WHAT YOU NEED TO DO >> Your job is to restate each entry word for word.

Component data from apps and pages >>
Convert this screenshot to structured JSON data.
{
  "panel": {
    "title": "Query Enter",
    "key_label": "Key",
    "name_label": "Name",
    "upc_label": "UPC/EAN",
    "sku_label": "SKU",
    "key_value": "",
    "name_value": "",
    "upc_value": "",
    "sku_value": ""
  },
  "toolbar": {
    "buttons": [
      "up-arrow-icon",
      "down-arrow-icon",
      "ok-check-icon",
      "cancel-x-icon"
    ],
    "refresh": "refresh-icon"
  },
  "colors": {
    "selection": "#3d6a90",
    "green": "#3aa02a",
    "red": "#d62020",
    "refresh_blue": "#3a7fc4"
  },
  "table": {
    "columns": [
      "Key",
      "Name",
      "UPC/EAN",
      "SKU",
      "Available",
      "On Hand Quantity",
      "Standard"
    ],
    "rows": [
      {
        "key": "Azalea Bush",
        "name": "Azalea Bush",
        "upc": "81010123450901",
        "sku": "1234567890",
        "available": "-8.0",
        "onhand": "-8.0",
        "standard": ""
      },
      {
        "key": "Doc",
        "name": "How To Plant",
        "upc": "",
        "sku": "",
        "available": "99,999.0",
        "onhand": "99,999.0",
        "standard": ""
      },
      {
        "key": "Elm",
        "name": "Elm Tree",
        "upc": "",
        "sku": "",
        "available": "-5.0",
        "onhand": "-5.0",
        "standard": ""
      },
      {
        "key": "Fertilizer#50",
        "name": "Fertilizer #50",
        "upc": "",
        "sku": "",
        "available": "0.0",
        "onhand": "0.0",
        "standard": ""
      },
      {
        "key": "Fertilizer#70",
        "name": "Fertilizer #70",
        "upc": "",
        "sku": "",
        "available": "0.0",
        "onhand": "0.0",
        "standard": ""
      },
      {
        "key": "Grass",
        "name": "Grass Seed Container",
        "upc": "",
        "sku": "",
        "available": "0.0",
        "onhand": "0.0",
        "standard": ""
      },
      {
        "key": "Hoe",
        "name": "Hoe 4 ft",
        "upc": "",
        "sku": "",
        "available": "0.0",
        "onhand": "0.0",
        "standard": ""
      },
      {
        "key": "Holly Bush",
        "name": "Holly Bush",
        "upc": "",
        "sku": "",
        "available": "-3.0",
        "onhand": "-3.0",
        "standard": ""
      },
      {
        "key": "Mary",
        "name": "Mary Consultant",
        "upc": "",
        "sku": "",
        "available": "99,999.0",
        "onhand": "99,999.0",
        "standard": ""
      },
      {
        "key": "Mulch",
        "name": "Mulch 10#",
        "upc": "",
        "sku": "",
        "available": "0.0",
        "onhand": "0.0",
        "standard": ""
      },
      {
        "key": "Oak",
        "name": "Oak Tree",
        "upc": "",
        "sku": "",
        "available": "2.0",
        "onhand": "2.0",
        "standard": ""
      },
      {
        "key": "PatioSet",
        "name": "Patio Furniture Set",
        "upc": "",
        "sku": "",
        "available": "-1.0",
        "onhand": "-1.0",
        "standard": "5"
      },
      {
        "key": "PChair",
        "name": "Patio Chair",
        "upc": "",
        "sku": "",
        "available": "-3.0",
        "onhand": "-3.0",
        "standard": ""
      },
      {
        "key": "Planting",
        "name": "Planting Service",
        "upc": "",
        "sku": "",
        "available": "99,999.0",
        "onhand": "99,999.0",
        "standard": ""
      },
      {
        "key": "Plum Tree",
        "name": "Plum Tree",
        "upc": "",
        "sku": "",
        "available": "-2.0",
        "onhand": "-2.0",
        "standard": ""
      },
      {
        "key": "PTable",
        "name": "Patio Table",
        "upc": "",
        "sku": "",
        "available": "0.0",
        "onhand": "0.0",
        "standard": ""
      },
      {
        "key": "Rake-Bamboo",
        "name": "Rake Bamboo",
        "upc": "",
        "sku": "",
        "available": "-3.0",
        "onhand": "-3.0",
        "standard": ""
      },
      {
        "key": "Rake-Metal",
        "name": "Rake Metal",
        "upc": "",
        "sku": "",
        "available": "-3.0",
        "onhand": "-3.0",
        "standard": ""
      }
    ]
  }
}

RESULT OF THIS TASK >>
Convert this screenshot to structured JSON data.
{
  "panel": {
    "title": "Query Enter",
    "key_label": "Key",
    "name_label": "Name",
    "upc_label": "UPC/EAN",
    "sku_label": "SKU",
    "key_value": "",
    "name_value": "",
    "upc_value": "",
    "sku_value": ""
  },
  "toolbar": {
    "buttons": [
      "up-arrow-icon",
      "down-arrow-icon",
      "ok-check-icon",
      "cancel-x-icon"
    ],
    "refresh": "refresh-icon"
  },
  "colors": {
    "selection": "#3d6a90",
    "green": "#3aa02a",
    "red": "#d62020",
    "refresh_blue": "#3a7fc4"
  },
  "table": {
    "columns": [
      "Key",
      "Name",
      "UPC/EAN",
      "SKU",
      "Available",
      "On Hand Quantity",
      "Standard"
    ],
    "rows": [
      {
        "key": "Azalea Bush",
        "name": "Azalea Bush",
        "upc": "81010123450901",
        "sku": "1234567890",
        "available": "-8.0",
        "onhand": "-8.0",
        "standard": ""
      },
      {
        "key": "Doc",
        "name": "How To Plant",
        "upc": "",
        "sku": "",
        "available": "99,999.0",
        "onhand": "99,999.0",
        "standard": ""
      },
      {
        "key": "Elm",
        "name": "Elm Tree",
        "upc": "",
        "sku": "",
        "available": "-5.0",
        "onhand": "-5.0",
        "standard": ""
      },
      {
        "key": "Fertilizer#50",
        "name": "Fertilizer #50",
        "upc": "",
        "sku": "",
        "available": "0.0",
        "onhand": "0.0",
        "standard": ""
      },
      {
        "key": "Fertilizer#70",
        "name": "Fertilizer #70",
        "upc": "",
        "sku": "",
        "available": "0.0",
        "onhand": "0.0",
        "standard": ""
      },
      {
        "key": "Grass",
        "name": "Grass Seed Container",
        "upc": "",
        "sku": "",
        "available": "0.0",
        "onhand": "0.0",
        "standard": ""
      },
      {
        "key": "Hoe",
        "name": "Hoe 4 ft",
        "upc": "",
        "sku": "",
        "available": "0.0",
        "onhand": "0.0",
        "standard": ""
      },
      {
        "key": "Holly Bush",
        "name": "Holly Bush",
        "upc": "",
        "sku": "",
        "available": "-3.0",
        "onhand": "-3.0",
        "standard": ""
      },
      {
        "key": "Mary",
        "name": "Mary Consultant",
        "upc": "",
        "sku": "",
        "available": "99,999.0",
        "onhand": "99,999.0",
        "standard": ""
      },
      {
        "key": "Mulch",
        "name": "Mulch 10#",
        "upc": "",
        "sku": "",
        "available": "0.0",
        "onhand": "0.0",
        "standard": ""
      },
      {
        "key": "Oak",
        "name": "Oak Tree",
        "upc": "",
        "sku": "",
        "available": "2.0",
        "onhand": "2.0",
        "standard": ""
      },
      {
        "key": "PatioSet",
        "name": "Patio Furniture Set",
        "upc": "",
        "sku": "",
        "available": "-1.0",
        "onhand": "-1.0",
        "standard": "5"
      },
      {
        "key": "PChair",
        "name": "Patio Chair",
        "upc": "",
        "sku": "",
        "available": "-3.0",
        "onhand": "-3.0",
        "standard": ""
      },
      {
        "key": "Planting",
        "name": "Planting Service",
        "upc": "",
        "sku": "",
        "available": "99,999.0",
        "onhand": "99,999.0",
        "standard": ""
      },
      {
        "key": "Plum Tree",
        "name": "Plum Tree",
        "upc": "",
        "sku": "",
        "available": "-2.0",
        "onhand": "-2.0",
        "standard": ""
      },
      {
        "key": "PTable",
        "name": "Patio Table",
        "upc": "",
        "sku": "",
        "available": "0.0",
        "onhand": "0.0",
        "standard": ""
      },
      {
        "key": "Rake-Bamboo",
        "name": "Rake Bamboo",
        "upc": "",
        "sku": "",
        "available": "-3.0",
        "onhand": "-3.0",
        "standard": ""
      },
      {
        "key": "Rake-Metal",
        "name": "Rake Metal",
        "upc": "",
        "sku": "",
        "available": "-3.0",
        "onhand": "-3.0",
        "standard": ""
      }
    ]
  }
}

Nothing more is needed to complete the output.